What to work on
Find the lines below that contain the string "subtitle". Copy each one.

Extracted entries
====================

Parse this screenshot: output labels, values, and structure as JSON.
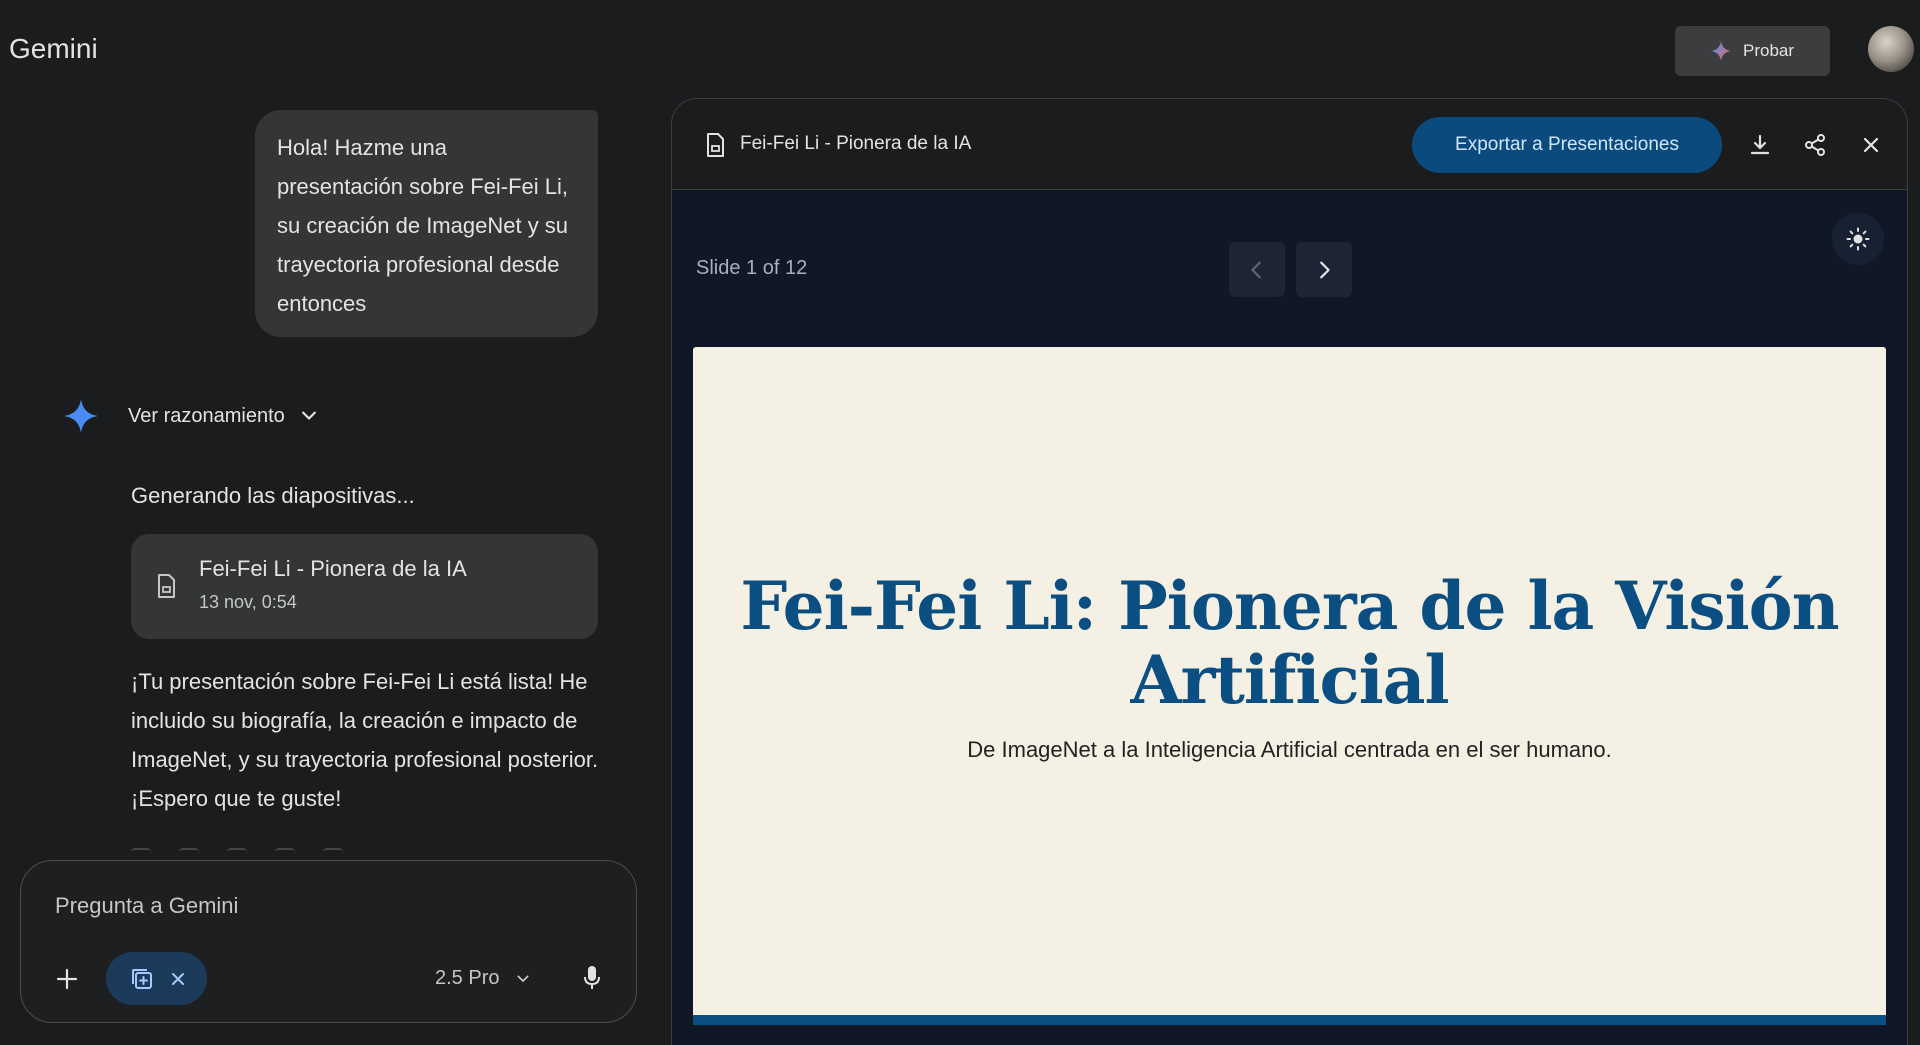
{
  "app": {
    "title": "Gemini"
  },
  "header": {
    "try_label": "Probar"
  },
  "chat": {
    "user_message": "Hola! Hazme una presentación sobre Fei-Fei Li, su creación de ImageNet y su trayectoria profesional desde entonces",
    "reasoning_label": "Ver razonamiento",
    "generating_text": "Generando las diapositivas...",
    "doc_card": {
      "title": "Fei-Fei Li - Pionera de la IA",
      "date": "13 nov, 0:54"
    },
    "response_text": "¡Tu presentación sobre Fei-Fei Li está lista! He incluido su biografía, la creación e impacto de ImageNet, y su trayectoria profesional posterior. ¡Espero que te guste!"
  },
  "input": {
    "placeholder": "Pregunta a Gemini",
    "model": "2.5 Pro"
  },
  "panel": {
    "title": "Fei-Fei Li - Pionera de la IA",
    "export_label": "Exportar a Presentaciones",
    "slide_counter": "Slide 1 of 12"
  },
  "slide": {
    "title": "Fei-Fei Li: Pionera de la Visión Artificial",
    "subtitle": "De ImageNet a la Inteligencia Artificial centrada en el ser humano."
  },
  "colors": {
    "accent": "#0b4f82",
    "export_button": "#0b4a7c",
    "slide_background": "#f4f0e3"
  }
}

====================

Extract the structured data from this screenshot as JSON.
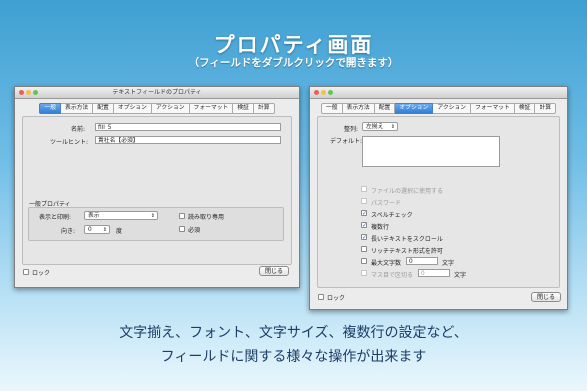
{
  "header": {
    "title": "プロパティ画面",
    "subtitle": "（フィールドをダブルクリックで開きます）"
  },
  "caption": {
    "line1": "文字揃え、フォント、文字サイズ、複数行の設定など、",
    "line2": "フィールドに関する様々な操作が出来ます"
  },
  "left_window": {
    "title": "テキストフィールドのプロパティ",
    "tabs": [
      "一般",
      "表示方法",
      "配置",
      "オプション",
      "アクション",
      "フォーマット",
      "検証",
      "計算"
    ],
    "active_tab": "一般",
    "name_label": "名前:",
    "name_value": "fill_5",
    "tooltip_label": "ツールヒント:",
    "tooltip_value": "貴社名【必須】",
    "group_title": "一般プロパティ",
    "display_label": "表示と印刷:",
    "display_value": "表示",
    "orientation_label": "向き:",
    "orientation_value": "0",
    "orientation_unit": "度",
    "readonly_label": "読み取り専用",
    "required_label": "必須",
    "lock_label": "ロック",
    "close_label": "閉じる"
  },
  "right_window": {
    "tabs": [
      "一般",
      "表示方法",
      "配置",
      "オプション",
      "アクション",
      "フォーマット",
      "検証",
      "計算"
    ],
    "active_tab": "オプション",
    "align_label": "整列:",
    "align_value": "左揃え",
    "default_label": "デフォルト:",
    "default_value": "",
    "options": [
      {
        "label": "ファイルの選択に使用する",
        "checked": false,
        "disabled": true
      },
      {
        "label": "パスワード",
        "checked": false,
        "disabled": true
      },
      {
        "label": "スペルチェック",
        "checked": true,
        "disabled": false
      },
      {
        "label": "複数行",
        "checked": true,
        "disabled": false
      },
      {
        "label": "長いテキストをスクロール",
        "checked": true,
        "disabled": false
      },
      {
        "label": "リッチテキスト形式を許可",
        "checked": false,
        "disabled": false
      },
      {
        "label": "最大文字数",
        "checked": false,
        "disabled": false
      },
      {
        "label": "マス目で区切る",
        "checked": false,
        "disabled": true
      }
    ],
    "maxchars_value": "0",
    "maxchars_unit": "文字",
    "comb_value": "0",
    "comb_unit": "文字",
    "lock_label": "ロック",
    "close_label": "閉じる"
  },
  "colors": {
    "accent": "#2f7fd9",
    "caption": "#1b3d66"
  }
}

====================

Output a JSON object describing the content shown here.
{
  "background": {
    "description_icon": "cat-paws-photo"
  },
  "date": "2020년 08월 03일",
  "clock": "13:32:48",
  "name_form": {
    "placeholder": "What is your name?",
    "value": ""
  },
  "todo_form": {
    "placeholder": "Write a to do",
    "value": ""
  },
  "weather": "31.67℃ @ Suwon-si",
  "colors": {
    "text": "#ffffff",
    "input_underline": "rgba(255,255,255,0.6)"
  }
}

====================

Exercise result
    "subtitle": "De ImageNet a la Inteligencia Artificial centrada en el ser humano."
    "subtitle": "（フィールドをダブルクリックで開きます）"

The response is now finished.